“I think pro-vaxxers and anti-vaxxers are both just trying to protect their kid. A lot of that stems from a place of fear on both sides. You know, you don’t want your kid to get measles. I mean, it’s a healthy fear of vaccine-preventable diseases. I think with the anti-vaxxers, it gets to an unhealthy fear.” — Heather Simpson
When Heather Simpson was a child, she didn’t give much thought to vaccines. “It was just something that we did. We went, they hurt, and we got McDonalds afterwards,” she recalls with a laugh. It wasn’t until much later in her life, once she became pregnant with her first child, that she started to feel some unease around vaccination. In episode 65 of EPIDEMIC, Heather opens up to Dr. Céline Gounder about how the combination of motherly instincts, fear, and misinformation led her, for a time, down a path of anti-vaccination — and later, to vaccine advocacy.
Heather wanted to raise her baby in the safest, most natural way possible. She began to research organic foods and natural birthing practices — everything she could to prepare herself to be the best new mother she could be. But during her research, she came across a video about vaccines and children.
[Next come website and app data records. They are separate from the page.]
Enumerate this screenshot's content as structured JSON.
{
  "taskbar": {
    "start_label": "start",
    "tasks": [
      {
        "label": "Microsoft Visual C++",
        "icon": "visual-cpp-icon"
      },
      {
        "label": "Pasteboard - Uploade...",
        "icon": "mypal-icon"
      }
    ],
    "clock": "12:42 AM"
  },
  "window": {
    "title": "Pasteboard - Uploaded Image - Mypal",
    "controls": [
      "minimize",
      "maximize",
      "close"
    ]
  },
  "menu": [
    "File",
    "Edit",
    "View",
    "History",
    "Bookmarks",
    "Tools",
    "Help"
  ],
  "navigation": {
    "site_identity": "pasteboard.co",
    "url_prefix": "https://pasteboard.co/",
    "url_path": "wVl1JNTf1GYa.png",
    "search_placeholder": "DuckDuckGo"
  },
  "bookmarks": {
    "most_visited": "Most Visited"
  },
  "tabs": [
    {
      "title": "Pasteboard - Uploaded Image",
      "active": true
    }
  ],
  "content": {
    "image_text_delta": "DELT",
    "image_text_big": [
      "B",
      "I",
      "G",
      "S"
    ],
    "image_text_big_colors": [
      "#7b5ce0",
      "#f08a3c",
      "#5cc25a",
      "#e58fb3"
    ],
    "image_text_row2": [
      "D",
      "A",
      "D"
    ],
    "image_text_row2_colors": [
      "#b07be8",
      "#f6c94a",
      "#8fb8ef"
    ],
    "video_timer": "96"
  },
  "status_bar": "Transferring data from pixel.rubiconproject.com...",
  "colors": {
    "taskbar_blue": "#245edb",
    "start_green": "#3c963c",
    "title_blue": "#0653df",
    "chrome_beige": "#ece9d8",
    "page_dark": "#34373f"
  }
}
It was a potent, emotionally charged film filled with false information, blaming a plethora of disabilities and diseases on vaccines, including Sudden Infant Death Syndrome (SIDS). The thought of SIDS so alarmed Simpson that she began to feel vaccinating her child was simply a risk too high to take. “It completely freaked me out, they just seem so genuine,” Heather says of the talking heads in the video, “So caring, so kind. So well-researched. The way they talk… it just seemed like, if they’re that genuine… it must be true.”
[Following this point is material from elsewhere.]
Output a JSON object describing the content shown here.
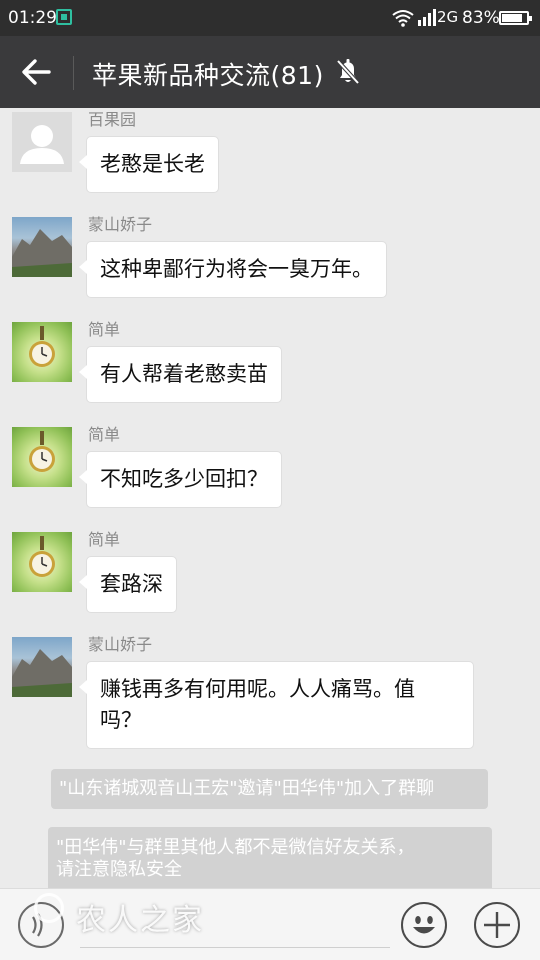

But despite its convincing tone, the video was false. Vaccines are a safe and effective way to prevent disabilities and diseases, not cause them. But an overabundance of compelling misinformation — and the absence of accessible, accurate information — creates opportunities for fiction to seem like fact. This misinformation pointed Heather toward anti-vaccination groups on social media whose members ranged from concerned mothers to conspiracy theorists. In that space, she became actively anti-vaccination — and she wasn’t quiet about it.
But then one day, Heather received a phone call from a friend, a nurse who was aware of Heather’s views on vaccination. The nurse explained that one of her friends had just lost a child to the measles virus. They began to discuss vaccines — and Simpson’s fear of them — regularly and with compassion. “She talked me through each one of my fears… Slowly — I mean, it took two years. That, sometimes, is what it takes.” This led Heather to have conversations with other concerned mothers who did vaccinate with more of an open mind. Heather found solace in what they all had in common: each parent wanted what was best for their child and had natural concerns about making choices for their child’s health. What had changed, however, was Heather’s understanding of the science and safety of vaccines. “I kind of feel that doctors feel that anti-vaxxers are kind of past the point of no return,” she explained to Dr. Gounder. “And so I don’t feel like they give enough time because they feel like it’s just going to be pointless. And it’s actually not pointless at all. It probably would have changed my mind [to vaccinate].”
Now, Heather works for Voices for Vaccines — a parent-led organization that provides scientifically-sound information about childhood vaccinations. She stresses the importance of clear, empathic dialogue between health care providers and parents lacking vaccine literacy.
Also in this episode, Dr. Gounder goes into deeper detail about the historical movements that fueled concerns about vaccination. To hear the full conversation with Dr. Gounder’s other guests, including Jonathan Berman, Elena Conis, and Rebecca Onion, listen to EPIDEMIC S1E65: Vaccines and Motherly Love.